Over the last couple of weeks we’ve seen A LOT of media attention surrounding Donny van de Beek’s limited game time at Manchester United.

The 23-year-old comes with a glowing reputation after rising through the ranks at Ajax’s famed academy and signalled United’s most notable bit of business in what was admittedly, another rather disappointing transfer window.

It seems though that the disappointment surrounding the summer, has spilled over to an incredible overreaction at the Dutchman not getting quite as many minutes as many of us would have believed.


As a United fan, would I have liked to have seen a little more of him so far? Of course I would. Do I think his days are already numbered at the club, as many of the reports would have you believe? Obviously not.

We’re five games into a brand new campaign, one that has started without any pre-season period to integrate any new signings into a side. While sensationalist headlines are all too common in football, it feels like the reaction to this particular matter, has been blown bizarrely out of proportion even by the insane standards of usual United coverage.

As it stands, his side, like most other clubs, are playing at least twice in the space of a week – there will undoubtedly be a period in which van de Beek becomes a regular in the side. He’s already showed glimpses of the quality he possesses, there’s plenty of time ahead for that to continue.

What makes the scrutiny even stranger, is that this is by no means the first time a new signing hasn’t been introduced immediately into the starting lineup. Fabinho, now one of the first names on Jurgen Klopp’s team sheet, was an unused substitute in his first eight games. Andy Robertson, now one of the best left backs in the world, played second fiddle to Alberto Moreno for months.

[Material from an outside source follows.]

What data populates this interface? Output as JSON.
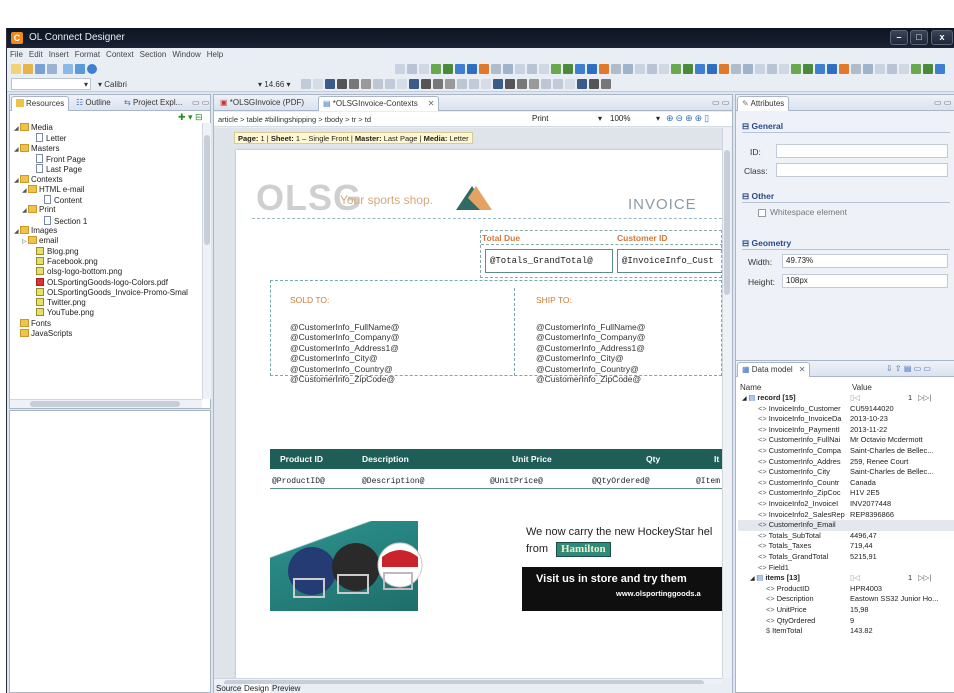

Unfortunately it’s part and parcel of being a Manchester United player, the media attention will always be that bit more intense, however the reaction to this is that bit more dramatic than it usually is.

Featured image credit: Getty